Not long ago, I expressed the view that the lack of general education and of thorough training in chemistry was one of the causes of the deterioration of
chemical research in Germany . . . Will anyone to whom my worries seem exaggerated please read, if he can, a recent memoir by a Herr van't Hoff on
"The Arrangements of Atoms in Space," a document crammed to the hilt with the outpourings of a childish fantasy . . . This Dr. J. H. van't Hoff, employed
by the Veterinary College of Utrecth, has, so it seems, no taste for accurate chemical research. He finds it more convenient to mount his Pegasus
(evidently taken from the stables of the Veterinary College) and to announce how, on his bold flight to Mount Parnassus, he saw the atoms arranged in space.
Kolbe, nearing the end of his career, was reacting to a publication of a 22-year-old Dutch scientist. This publication had appeared earlier, in September 1874,
and in it, van't Hoff had argued that the spatial arrangement of four groups around a central carbon atom is tetrahedral. A young French scientist, J. A. Le Bel,
independently put forth the same idea in a publication in November 1874. Within 10 years after Kolbe's comments however, abundant evidence had accumulated
that substantiated the "childish fantasy" of van't Hoff. Later in his career (in 1901), and (also) for other work, van't Hoff was named the first recipient of the Nobel
Prize in Chemistry. Together, the publications of van't Hoff and Le Bel marked an important turn in a field of study that is concerned with the structures of
molecules in three dimensions: 'Stereochemistry'
1. Solomons, T. W. G.; Fryhle, C. B. Organic Chemistry, 9th ed.; Wiley: New York, 2008; pp. 188-189, 214.
|are Isomers||are Isomers|
|same Molecular Formula||same Molecular Formula|
|are Stereoisomers||are Stereoisomers|
|same Connectivity||same Connectivity|
|Identical with it's Mirror Image||NOT identical with it's Mirror Image|
|Superposable on it's Mirror Image||NON-Superposable on it's Mirror Image|
|Has a Plane of Symmetry||NO Plane of Symmetry|
|Different Chemical and Physical Properties||Same Chemical and Physical Properties|
|NO Optical Activity||Optically Active (aka: Optical Isomers)|
|NO Tetrahedral Center||Tetrahedral Center|
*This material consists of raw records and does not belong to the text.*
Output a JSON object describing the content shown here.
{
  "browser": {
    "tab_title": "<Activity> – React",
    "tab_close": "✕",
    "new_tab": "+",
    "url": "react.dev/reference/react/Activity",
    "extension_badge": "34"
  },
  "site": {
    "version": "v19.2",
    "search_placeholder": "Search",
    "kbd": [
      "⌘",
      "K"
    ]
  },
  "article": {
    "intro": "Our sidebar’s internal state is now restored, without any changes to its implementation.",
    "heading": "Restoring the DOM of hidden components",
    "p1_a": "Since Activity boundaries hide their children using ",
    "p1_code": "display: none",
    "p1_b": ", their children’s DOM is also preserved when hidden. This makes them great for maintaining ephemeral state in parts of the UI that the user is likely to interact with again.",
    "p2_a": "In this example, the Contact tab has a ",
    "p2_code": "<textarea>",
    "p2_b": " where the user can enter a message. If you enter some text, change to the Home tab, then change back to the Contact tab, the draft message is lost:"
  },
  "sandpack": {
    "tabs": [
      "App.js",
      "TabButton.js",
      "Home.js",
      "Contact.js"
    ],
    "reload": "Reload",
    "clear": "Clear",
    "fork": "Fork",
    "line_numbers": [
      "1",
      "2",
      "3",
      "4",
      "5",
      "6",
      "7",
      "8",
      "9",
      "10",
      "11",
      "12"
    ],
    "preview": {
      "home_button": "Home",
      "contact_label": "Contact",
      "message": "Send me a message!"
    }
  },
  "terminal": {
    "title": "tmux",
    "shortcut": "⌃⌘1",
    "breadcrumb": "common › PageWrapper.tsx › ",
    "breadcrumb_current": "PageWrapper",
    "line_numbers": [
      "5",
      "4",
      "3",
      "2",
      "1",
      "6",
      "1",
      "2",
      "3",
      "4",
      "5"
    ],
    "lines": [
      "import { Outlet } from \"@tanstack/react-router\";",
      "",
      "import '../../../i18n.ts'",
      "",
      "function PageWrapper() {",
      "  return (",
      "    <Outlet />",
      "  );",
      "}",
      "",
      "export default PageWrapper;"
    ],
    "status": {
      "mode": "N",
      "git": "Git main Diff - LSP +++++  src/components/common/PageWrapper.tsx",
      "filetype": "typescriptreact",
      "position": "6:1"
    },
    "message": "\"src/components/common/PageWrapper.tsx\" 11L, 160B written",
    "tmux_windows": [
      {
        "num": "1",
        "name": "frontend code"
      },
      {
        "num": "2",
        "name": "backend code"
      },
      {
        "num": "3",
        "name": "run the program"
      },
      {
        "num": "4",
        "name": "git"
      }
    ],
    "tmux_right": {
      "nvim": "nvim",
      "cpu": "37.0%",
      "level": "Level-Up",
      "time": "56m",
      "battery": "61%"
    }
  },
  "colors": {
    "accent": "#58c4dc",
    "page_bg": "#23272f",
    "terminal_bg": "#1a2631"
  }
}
|Could be sp3 hybridized, yet Not Tetrahedral||sp3 Hybridized (Chiral carbon is sp3)|
|More than 1 Stereocenter, could be an Enantiomer||When a Stereocenter exists, it is an Enantiomer|
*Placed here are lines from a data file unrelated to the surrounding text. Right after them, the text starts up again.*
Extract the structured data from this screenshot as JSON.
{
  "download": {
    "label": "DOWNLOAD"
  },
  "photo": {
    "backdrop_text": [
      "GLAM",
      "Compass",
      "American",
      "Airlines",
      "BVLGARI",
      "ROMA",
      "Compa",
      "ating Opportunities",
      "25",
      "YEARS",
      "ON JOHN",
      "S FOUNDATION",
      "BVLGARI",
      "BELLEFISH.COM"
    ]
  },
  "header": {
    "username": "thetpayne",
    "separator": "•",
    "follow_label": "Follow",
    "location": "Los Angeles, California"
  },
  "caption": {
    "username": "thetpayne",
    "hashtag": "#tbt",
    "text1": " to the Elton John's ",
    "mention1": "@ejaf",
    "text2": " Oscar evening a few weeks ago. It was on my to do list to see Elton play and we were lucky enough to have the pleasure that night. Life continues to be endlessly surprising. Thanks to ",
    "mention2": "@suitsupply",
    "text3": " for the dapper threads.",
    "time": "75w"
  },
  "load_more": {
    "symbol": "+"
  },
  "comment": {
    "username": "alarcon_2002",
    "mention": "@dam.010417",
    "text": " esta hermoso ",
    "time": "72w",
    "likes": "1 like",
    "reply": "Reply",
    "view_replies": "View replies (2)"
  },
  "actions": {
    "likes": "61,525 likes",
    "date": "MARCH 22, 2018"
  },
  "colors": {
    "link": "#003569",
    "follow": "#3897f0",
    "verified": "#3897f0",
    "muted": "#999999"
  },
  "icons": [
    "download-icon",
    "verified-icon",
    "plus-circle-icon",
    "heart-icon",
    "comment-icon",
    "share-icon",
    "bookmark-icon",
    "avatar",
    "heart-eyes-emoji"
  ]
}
|EZ, Cis-Trans or Syn-Anti nomenclature||RS nomenclature (RS or Absolute Configuration)|
|Cis Isomers have a Dipole Moment (therefore, Polar)||D, L or d-l nomenclature (outdated)|
|Trans Isomers do NOT have a Dipole Moment (therefore, Non-Polar)|
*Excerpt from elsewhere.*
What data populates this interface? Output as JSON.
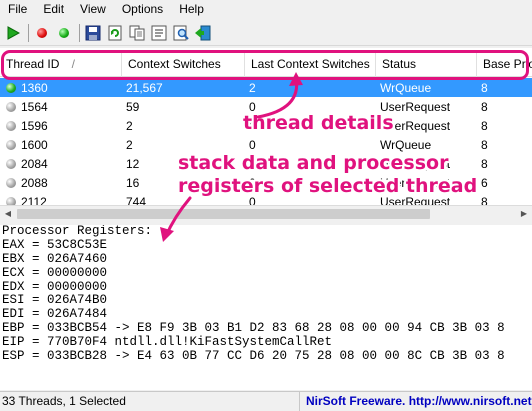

|1800 Rotation||Conformational Isomers||Fischer Projection(s)||Molecular Formula||Regioselective Reaction||Stereogenic Carbon|
|Achiral||Connectivity||Geometric Isomers||Non-Racemic||Regiospecific Reaction||Stereoisomers|
|Asymmetric||Constitutional Isomers||Handedness||Nonsuperposable||Resolution||Stereoselective Reaction|
|Chemical Properties||Diastereomers||Horizontal Flip||Optical Isomers||Retention||Stereospecific Reaction|
|Chiral||Dissymmetric||Interconvert||Optically Active||Separation Methods||Structural Isomers|
|Chirality||Empirical Formula||Inversion||Physical Properties||a. Chromatography||Superposable|
|Chirotropic||Enantioenriched||Isomerism||Plane of Symmetry||b. Crystallization||Syn-Anti Nomenclature|
|Chiral Elements/Groups||Enantiomers||Isomers||Prochiral||c. Distillation||Tetrahedral|
|Cis-Trans Isomers||Enantiopure||Meso||Racemates||Spatial Arrangement||Tetrahedral Stereocenter|
|Cis-Trans Nomenclature||Epimer||Mirror Image||Racemic||Stereocenter||Vertical Flip|
|Configurational Isomers||EZ Nomenclature||Mirror Symmetric||Racemization||Stereochemistry||Coincide|
Future Chemistry and Organic Chemistry Websites
NOTE: This method is copyrighted with the Library of Congress located in an Organic Chemistry Review Book, I wrote years ago.
Written permission needs to be obtained from
Tim McLaurin for reproduction and duplication.
Tim McLaurin is the Webmaster and Web owner.
Copyright © 2004-2014